Task instructions ▸
Without changing a character, output all of the records.

[Data extracted from a collection]
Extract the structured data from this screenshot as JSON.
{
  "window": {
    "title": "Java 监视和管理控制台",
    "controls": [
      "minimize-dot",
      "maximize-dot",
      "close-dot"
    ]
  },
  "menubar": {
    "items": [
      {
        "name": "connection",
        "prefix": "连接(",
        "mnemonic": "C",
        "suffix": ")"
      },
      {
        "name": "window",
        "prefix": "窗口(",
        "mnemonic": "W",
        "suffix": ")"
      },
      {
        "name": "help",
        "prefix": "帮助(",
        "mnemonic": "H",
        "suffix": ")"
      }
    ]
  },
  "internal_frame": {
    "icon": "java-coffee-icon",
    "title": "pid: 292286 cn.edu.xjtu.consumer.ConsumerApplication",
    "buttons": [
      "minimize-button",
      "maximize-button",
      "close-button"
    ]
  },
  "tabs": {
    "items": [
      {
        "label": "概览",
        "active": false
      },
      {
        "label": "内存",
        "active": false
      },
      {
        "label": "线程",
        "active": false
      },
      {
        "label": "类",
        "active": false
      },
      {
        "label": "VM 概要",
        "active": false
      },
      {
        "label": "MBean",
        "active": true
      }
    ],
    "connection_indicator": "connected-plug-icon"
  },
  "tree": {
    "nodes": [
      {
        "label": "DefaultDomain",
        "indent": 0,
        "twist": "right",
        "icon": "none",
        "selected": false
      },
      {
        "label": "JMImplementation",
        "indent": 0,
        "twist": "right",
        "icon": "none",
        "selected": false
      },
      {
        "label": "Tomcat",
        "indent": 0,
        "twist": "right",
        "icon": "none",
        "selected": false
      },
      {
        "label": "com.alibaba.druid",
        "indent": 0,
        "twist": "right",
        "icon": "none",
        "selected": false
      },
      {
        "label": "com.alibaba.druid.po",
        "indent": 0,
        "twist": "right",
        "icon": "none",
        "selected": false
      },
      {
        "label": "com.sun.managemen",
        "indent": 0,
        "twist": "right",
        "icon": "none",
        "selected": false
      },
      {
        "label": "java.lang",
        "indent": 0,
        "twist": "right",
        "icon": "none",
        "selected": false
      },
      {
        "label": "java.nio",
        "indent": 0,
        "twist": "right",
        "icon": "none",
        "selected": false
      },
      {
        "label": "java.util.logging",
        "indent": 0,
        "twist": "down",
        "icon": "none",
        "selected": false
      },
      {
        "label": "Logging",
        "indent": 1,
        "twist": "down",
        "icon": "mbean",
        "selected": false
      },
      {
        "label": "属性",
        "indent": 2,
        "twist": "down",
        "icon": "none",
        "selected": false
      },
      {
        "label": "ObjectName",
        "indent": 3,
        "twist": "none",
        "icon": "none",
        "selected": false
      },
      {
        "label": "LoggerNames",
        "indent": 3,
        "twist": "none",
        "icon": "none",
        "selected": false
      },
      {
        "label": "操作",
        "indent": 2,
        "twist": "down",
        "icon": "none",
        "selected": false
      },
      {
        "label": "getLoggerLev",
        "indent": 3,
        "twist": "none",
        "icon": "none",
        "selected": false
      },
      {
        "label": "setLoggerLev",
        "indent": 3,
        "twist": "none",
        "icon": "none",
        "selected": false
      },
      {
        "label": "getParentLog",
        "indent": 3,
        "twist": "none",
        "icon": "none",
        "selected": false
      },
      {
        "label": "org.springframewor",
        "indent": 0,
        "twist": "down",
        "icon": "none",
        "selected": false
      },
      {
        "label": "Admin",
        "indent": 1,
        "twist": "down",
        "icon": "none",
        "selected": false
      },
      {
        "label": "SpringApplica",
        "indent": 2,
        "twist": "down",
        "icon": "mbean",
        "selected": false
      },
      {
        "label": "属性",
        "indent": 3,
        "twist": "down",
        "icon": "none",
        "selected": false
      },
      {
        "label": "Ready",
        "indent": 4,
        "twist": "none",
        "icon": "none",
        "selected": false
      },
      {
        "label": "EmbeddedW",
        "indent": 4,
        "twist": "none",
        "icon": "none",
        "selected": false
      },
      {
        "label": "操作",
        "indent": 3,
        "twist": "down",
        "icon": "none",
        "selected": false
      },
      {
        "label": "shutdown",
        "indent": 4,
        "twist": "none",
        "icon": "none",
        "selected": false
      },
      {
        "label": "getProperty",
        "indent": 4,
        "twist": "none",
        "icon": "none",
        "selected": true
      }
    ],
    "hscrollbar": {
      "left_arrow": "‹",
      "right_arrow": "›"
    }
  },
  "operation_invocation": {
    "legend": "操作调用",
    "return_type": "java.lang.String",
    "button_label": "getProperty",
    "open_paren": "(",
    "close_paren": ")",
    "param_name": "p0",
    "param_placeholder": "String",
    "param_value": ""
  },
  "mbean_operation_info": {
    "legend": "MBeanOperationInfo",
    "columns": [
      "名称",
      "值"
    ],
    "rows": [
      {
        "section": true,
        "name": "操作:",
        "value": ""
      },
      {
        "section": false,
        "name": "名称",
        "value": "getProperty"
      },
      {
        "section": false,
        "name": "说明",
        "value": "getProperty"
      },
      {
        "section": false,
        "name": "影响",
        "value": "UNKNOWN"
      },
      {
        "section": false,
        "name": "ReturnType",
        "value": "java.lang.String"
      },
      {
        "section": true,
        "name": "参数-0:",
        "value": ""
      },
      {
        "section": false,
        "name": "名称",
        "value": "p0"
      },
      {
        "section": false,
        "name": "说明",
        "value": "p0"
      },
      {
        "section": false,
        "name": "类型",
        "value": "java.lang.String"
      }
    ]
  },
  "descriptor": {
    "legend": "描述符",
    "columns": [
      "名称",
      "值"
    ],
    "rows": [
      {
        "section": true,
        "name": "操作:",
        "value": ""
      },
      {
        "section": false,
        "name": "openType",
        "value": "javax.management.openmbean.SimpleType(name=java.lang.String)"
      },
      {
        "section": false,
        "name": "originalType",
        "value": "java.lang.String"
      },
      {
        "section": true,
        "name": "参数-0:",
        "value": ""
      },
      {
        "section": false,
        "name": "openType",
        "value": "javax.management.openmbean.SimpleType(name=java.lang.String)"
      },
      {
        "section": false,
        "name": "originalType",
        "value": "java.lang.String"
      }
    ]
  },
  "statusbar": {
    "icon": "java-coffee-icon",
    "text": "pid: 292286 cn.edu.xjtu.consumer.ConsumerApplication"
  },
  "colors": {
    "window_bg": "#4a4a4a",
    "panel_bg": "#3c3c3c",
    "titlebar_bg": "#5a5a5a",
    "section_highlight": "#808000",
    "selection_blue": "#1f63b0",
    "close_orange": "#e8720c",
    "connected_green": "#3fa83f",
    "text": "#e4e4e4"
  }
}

Answer to this task ▸
Extract the structured data from this screenshot as JSON.
{
  "window": {
    "title": "Java 监视和管理控制台",
    "controls": [
      "minimize-dot",
      "maximize-dot",
      "close-dot"
    ]
  },
  "menubar": {
    "items": [
      {
        "name": "connection",
        "prefix": "连接(",
        "mnemonic": "C",
        "suffix": ")"
      },
      {
        "name": "window",
        "prefix": "窗口(",
        "mnemonic": "W",
        "suffix": ")"
      },
      {
        "name": "help",
        "prefix": "帮助(",
        "mnemonic": "H",
        "suffix": ")"
      }
    ]
  },
  "internal_frame": {
    "icon": "java-coffee-icon",
    "title": "pid: 292286 cn.edu.xjtu.consumer.ConsumerApplication",
    "buttons": [
      "minimize-button",
      "maximize-button",
      "close-button"
    ]
  },
  "tabs": {
    "items": [
      {
        "label": "概览",
        "active": false
      },
      {
        "label": "内存",
        "active": false
      },
      {
        "label": "线程",
        "active": false
      },
      {
        "label": "类",
        "active": false
      },
      {
        "label": "VM 概要",
        "active": false
      },
      {
        "label": "MBean",
        "active": true
      }
    ],
    "connection_indicator": "connected-plug-icon"
  },
  "tree": {
    "nodes": [
      {
        "label": "DefaultDomain",
        "indent": 0,
        "twist": "right",
        "icon": "none",
        "selected": false
      },
      {
        "label": "JMImplementation",
        "indent": 0,
        "twist": "right",
        "icon": "none",
        "selected": false
      },
      {
        "label": "Tomcat",
        "indent": 0,
        "twist": "right",
        "icon": "none",
        "selected": false
      },
      {
        "label": "com.alibaba.druid",
        "indent": 0,
        "twist": "right",
        "icon": "none",
        "selected": false
      },
      {
        "label": "com.alibaba.druid.po",
        "indent": 0,
        "twist": "right",
        "icon": "none",
        "selected": false
      },
      {
        "label": "com.sun.managemen",
        "indent": 0,
        "twist": "right",
        "icon": "none",
        "selected": false
      },
      {
        "label": "java.lang",
        "indent": 0,
        "twist": "right",
        "icon": "none",
        "selected": false
      },
      {
        "label": "java.nio",
        "indent": 0,
        "twist": "right",
        "icon": "none",
        "selected": false
      },
      {
        "label": "java.util.logging",
        "indent": 0,
        "twist": "down",
        "icon": "none",
        "selected": false
      },
      {
        "label": "Logging",
        "indent": 1,
        "twist": "down",
        "icon": "mbean",
        "selected": false
      },
      {
        "label": "属性",
        "indent": 2,
        "twist": "down",
        "icon": "none",
        "selected": false
      },
      {
        "label": "ObjectName",
        "indent": 3,
        "twist": "none",
        "icon": "none",
        "selected": false
      },
      {
        "label": "LoggerNames",
        "indent": 3,
        "twist": "none",
        "icon": "none",
        "selected": false
      },
      {
        "label": "操作",
        "indent": 2,
        "twist": "down",
        "icon": "none",
        "selected": false
      },
      {
        "label": "getLoggerLev",
        "indent": 3,
        "twist": "none",
        "icon": "none",
        "selected": false
      },
      {
        "label": "setLoggerLev",
        "indent": 3,
        "twist": "none",
        "icon": "none",
        "selected": false
      },
      {
        "label": "getParentLog",
        "indent": 3,
        "twist": "none",
        "icon": "none",
        "selected": false
      },
      {
        "label": "org.springframewor",
        "indent": 0,
        "twist": "down",
        "icon": "none",
        "selected": false
      },
      {
        "label": "Admin",
        "indent": 1,
        "twist": "down",
        "icon": "none",
        "selected": false
      },
      {
        "label": "SpringApplica",
        "indent": 2,
        "twist": "down",
        "icon": "mbean",
        "selected": false
      },
      {
        "label": "属性",
        "indent": 3,
        "twist": "down",
        "icon": "none",
        "selected": false
      },
      {
        "label": "Ready",
        "indent": 4,
        "twist": "none",
        "icon": "none",
        "selected": false
      },
      {
        "label": "EmbeddedW",
        "indent": 4,
        "twist": "none",
        "icon": "none",
        "selected": false
      },
      {
        "label": "操作",
        "indent": 3,
        "twist": "down",
        "icon": "none",
        "selected": false
      },
      {
        "label": "shutdown",
        "indent": 4,
        "twist": "none",
        "icon": "none",
        "selected": false
      },
      {
        "label": "getProperty",
        "indent": 4,
        "twist": "none",
        "icon": "none",
        "selected": true
      }
    ],
    "hscrollbar": {
      "left_arrow": "‹",
      "right_arrow": "›"
    }
  },
  "operation_invocation": {
    "legend": "操作调用",
    "return_type": "java.lang.String",
    "button_label": "getProperty",
    "open_paren": "(",
    "close_paren": ")",
    "param_name": "p0",
    "param_placeholder": "String",
    "param_value": ""
  },
  "mbean_operation_info": {
    "legend": "MBeanOperationInfo",
    "columns": [
      "名称",
      "值"
    ],
    "rows": [
      {
        "section": true,
        "name": "操作:",
        "value": ""
      },
      {
        "section": false,
        "name": "名称",
        "value": "getProperty"
      },
      {
        "section": false,
        "name": "说明",
        "value": "getProperty"
      },
      {
        "section": false,
        "name": "影响",
        "value": "UNKNOWN"
      },
      {
        "section": false,
        "name": "ReturnType",
        "value": "java.lang.String"
      },
      {
        "section": true,
        "name": "参数-0:",
        "value": ""
      },
      {
        "section": false,
        "name": "名称",
        "value": "p0"
      },
      {
        "section": false,
        "name": "说明",
        "value": "p0"
      },
      {
        "section": false,
        "name": "类型",
        "value": "java.lang.String"
      }
    ]
  },
  "descriptor": {
    "legend": "描述符",
    "columns": [
      "名称",
      "值"
    ],
    "rows": [
      {
        "section": true,
        "name": "操作:",
        "value": ""
      },
      {
        "section": false,
        "name": "openType",
        "value": "javax.management.openmbean.SimpleType(name=java.lang.String)"
      },
      {
        "section": false,
        "name": "originalType",
        "value": "java.lang.String"
      },
      {
        "section": true,
        "name": "参数-0:",
        "value": ""
      },
      {
        "section": false,
        "name": "openType",
        "value": "javax.management.openmbean.SimpleType(name=java.lang.String)"
      },
      {
        "section": false,
        "name": "originalType",
        "value": "java.lang.String"
      }
    ]
  },
  "statusbar": {
    "icon": "java-coffee-icon",
    "text": "pid: 292286 cn.edu.xjtu.consumer.ConsumerApplication"
  },
  "colors": {
    "window_bg": "#4a4a4a",
    "panel_bg": "#3c3c3c",
    "titlebar_bg": "#5a5a5a",
    "section_highlight": "#808000",
    "selection_blue": "#1f63b0",
    "close_orange": "#e8720c",
    "connected_green": "#3fa83f",
    "text": "#e4e4e4"
  }
}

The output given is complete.